What you are asked to do: Please return every entry below exactly as written, without any of its pictures.

Information given:
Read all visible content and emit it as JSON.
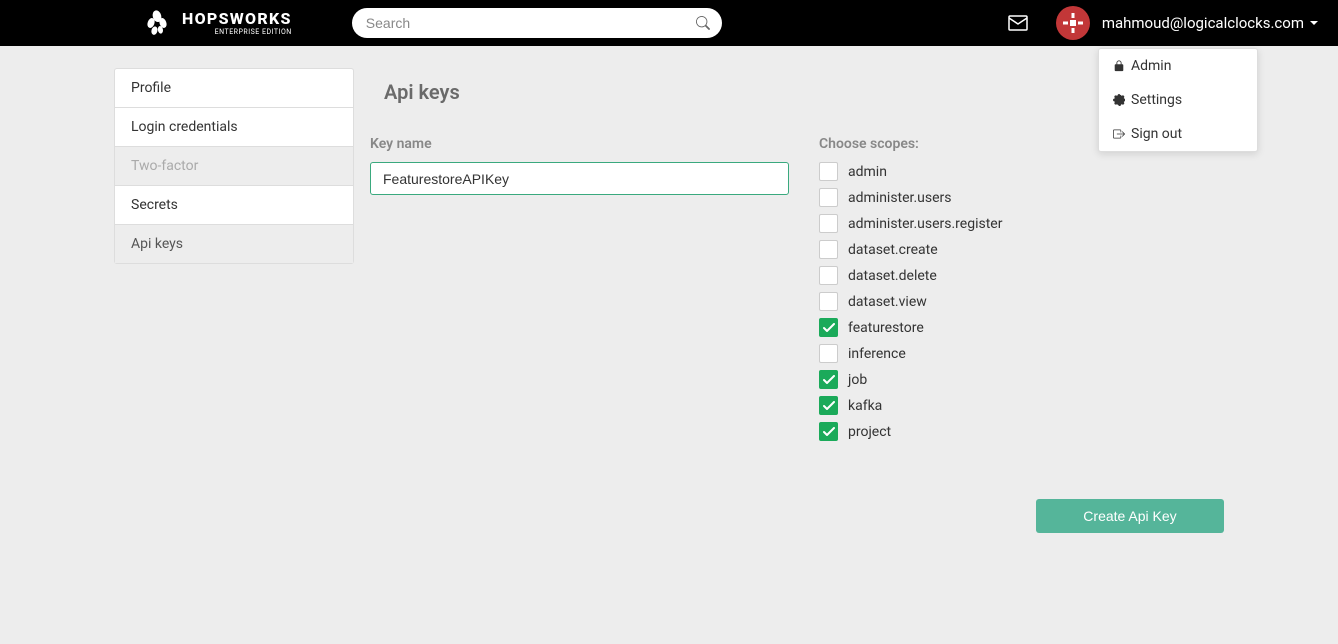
{
  "header": {
    "logo_main": "HOPSWORKS",
    "logo_sub": "ENTERPRISE EDITION",
    "search_placeholder": "Search",
    "user_email": "mahmoud@logicalclocks.com"
  },
  "dropdown": {
    "items": [
      {
        "label": "Admin",
        "icon": "lock"
      },
      {
        "label": "Settings",
        "icon": "gear"
      },
      {
        "label": "Sign out",
        "icon": "signout"
      }
    ]
  },
  "sidebar": {
    "items": [
      {
        "label": "Profile",
        "state": "normal"
      },
      {
        "label": "Login credentials",
        "state": "normal"
      },
      {
        "label": "Two-factor",
        "state": "disabled"
      },
      {
        "label": "Secrets",
        "state": "normal"
      },
      {
        "label": "Api keys",
        "state": "active"
      }
    ]
  },
  "page": {
    "title": "Api keys",
    "key_name_label": "Key name",
    "key_name_value": "FeaturestoreAPIKey",
    "scopes_label": "Choose scopes:",
    "create_button": "Create Api Key"
  },
  "scopes": [
    {
      "label": "admin",
      "checked": false
    },
    {
      "label": "administer.users",
      "checked": false
    },
    {
      "label": "administer.users.register",
      "checked": false
    },
    {
      "label": "dataset.create",
      "checked": false
    },
    {
      "label": "dataset.delete",
      "checked": false
    },
    {
      "label": "dataset.view",
      "checked": false
    },
    {
      "label": "featurestore",
      "checked": true
    },
    {
      "label": "inference",
      "checked": false
    },
    {
      "label": "job",
      "checked": true
    },
    {
      "label": "kafka",
      "checked": true
    },
    {
      "label": "project",
      "checked": true
    }
  ]
}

Completed task:
Read all visible content and emit it as JSON.
{
  "header": {
    "logo_main": "HOPSWORKS",
    "logo_sub": "ENTERPRISE EDITION",
    "search_placeholder": "Search",
    "user_email": "mahmoud@logicalclocks.com"
  },
  "dropdown": {
    "items": [
      {
        "label": "Admin",
        "icon": "lock"
      },
      {
        "label": "Settings",
        "icon": "gear"
      },
      {
        "label": "Sign out",
        "icon": "signout"
      }
    ]
  },
  "sidebar": {
    "items": [
      {
        "label": "Profile",
        "state": "normal"
      },
      {
        "label": "Login credentials",
        "state": "normal"
      },
      {
        "label": "Two-factor",
        "state": "disabled"
      },
      {
        "label": "Secrets",
        "state": "normal"
      },
      {
        "label": "Api keys",
        "state": "active"
      }
    ]
  },
  "page": {
    "title": "Api keys",
    "key_name_label": "Key name",
    "key_name_value": "FeaturestoreAPIKey",
    "scopes_label": "Choose scopes:",
    "create_button": "Create Api Key"
  },
  "scopes": [
    {
      "label": "admin",
      "checked": false
    },
    {
      "label": "administer.users",
      "checked": false
    },
    {
      "label": "administer.users.register",
      "checked": false
    },
    {
      "label": "dataset.create",
      "checked": false
    },
    {
      "label": "dataset.delete",
      "checked": false
    },
    {
      "label": "dataset.view",
      "checked": false
    },
    {
      "label": "featurestore",
      "checked": true
    },
    {
      "label": "inference",
      "checked": false
    },
    {
      "label": "job",
      "checked": true
    },
    {
      "label": "kafka",
      "checked": true
    },
    {
      "label": "project",
      "checked": true
    }
  ]
}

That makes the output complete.